(Pictured: Stephanie Weston)
Stephanie Weston, the director of investment management of AMP Financial Services who oversaw about A$90 billion in assets, left the firm last Friday because of the review of her 17-person team which will now be either abandoned or integrated into the investment teams at the associated AMP Capital Investors.
Weston, a former principal of Mercer, had been at AMP for just under two years. Her role was to manage the AMP Life assets as well as to oversee the management of assets of the AMP Financial Services superannuation clients. Prior to her five years at Mercer, Weston had been a senior executive of the Reserve Bank of Australia, in Sydney and London, for about 15 years. It is understood she does not have another job to go to.
Her departure, which took place before the AMP restructuring review was complete, is part of a cost-cutting exercise by the new management of AMP, under CEO Craig Mellor, and long-time boss of the investment business of AMP Capital Investors, Stephen Dunne.
Weston’s team will be either offered new jobs within AMP or made redundant under the restructure program for the whole organization, which was announced late last year.
It is arguably the largest team of investment professionals to be put in that position – and on the market – in recent memory.
For AMP, the team was also expensive and its work was largely duplicated by the investment professionals at AMP Capital Investors, who come under the multi-asset group run by Sean Henaghan, the highly regarded former Towers Watson executive who oversees the big Future Directions multi-manager fund and other investment areas for both institutional investors and planners. The team includes AMP economist and asset allocation head, Shane Oliver, and former investment head of iPac, Jeff Rogers.
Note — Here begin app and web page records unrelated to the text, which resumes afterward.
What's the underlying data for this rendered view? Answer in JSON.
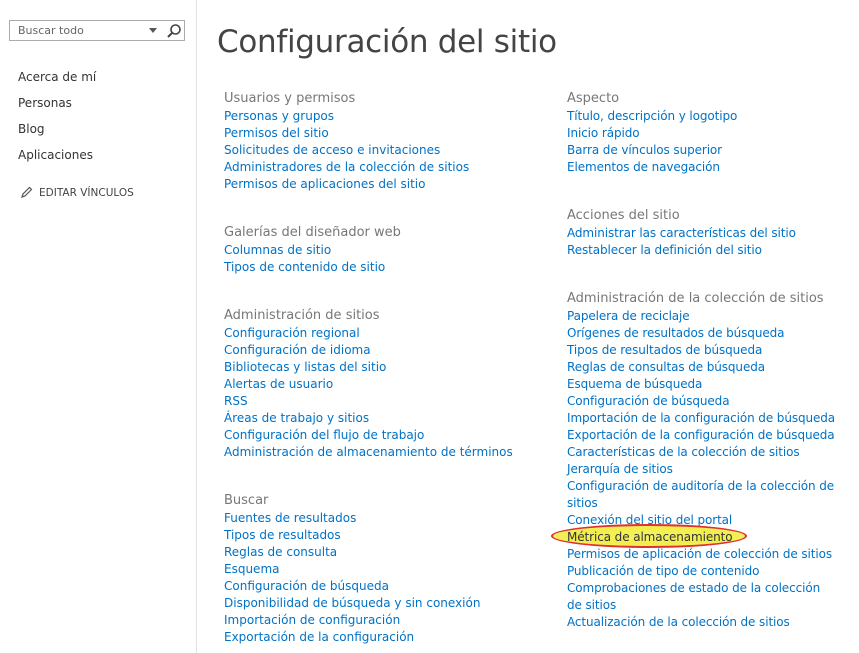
{
  "search": {
    "placeholder": "Buscar todo"
  },
  "sidebar": {
    "items": [
      {
        "label": "Acerca de mí"
      },
      {
        "label": "Personas"
      },
      {
        "label": "Blog"
      },
      {
        "label": "Aplicaciones"
      }
    ],
    "edit_links": "EDITAR VÍNCULOS"
  },
  "page_title": "Configuración del sitio",
  "colors": {
    "link": "#0072c6",
    "heading": "#777777",
    "highlight": "#f2ee47",
    "highlight_border": "#e03030"
  },
  "left_column": [
    {
      "heading": "Usuarios y permisos",
      "links": [
        "Personas y grupos",
        "Permisos del sitio",
        "Solicitudes de acceso e invitaciones",
        "Administradores de la colección de sitios",
        "Permisos de aplicaciones del sitio"
      ]
    },
    {
      "heading": "Galerías del diseñador web",
      "links": [
        "Columnas de sitio",
        "Tipos de contenido de sitio"
      ]
    },
    {
      "heading": "Administración de sitios",
      "links": [
        "Configuración regional",
        "Configuración de idioma",
        "Bibliotecas y listas del sitio",
        "Alertas de usuario",
        "RSS",
        "Áreas de trabajo y sitios",
        "Configuración del flujo de trabajo",
        "Administración de almacenamiento de términos"
      ]
    },
    {
      "heading": "Buscar",
      "links": [
        "Fuentes de resultados",
        "Tipos de resultados",
        "Reglas de consulta",
        "Esquema",
        "Configuración de búsqueda",
        "Disponibilidad de búsqueda y sin conexión",
        "Importación de configuración",
        "Exportación de la configuración"
      ]
    }
  ],
  "right_column": [
    {
      "heading": "Aspecto",
      "links": [
        "Título, descripción y logotipo",
        "Inicio rápido",
        "Barra de vínculos superior",
        "Elementos de navegación"
      ]
    },
    {
      "heading": "Acciones del sitio",
      "links": [
        "Administrar las características del sitio",
        "Restablecer la definición del sitio"
      ]
    },
    {
      "heading": "Administración de la colección de sitios",
      "links": [
        "Papelera de reciclaje",
        "Orígenes de resultados de búsqueda",
        "Tipos de resultados de búsqueda",
        "Reglas de consultas de búsqueda",
        "Esquema de búsqueda",
        "Configuración de búsqueda",
        "Importación de la configuración de búsqueda",
        "Exportación de la configuración de búsqueda",
        "Características de la colección de sitios",
        "Jerarquía de sitios",
        "Configuración de auditoría de la colección de sitios",
        "Conexión del sitio del portal",
        "Métrica de almacenamiento",
        "Permisos de aplicación de colección de sitios",
        "Publicación de tipo de contenido",
        "Comprobaciones de estado de la colección de sitios",
        "Actualización de la colección de sitios"
      ]
    }
  ]
}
The AMP restructure will streamline investment manufacturing and distribution (and cost some jobs), but will have little impact for the firm’s institutional clients. In fact AMP is adding to its manufacturing capabilities through continued expansion in Asia.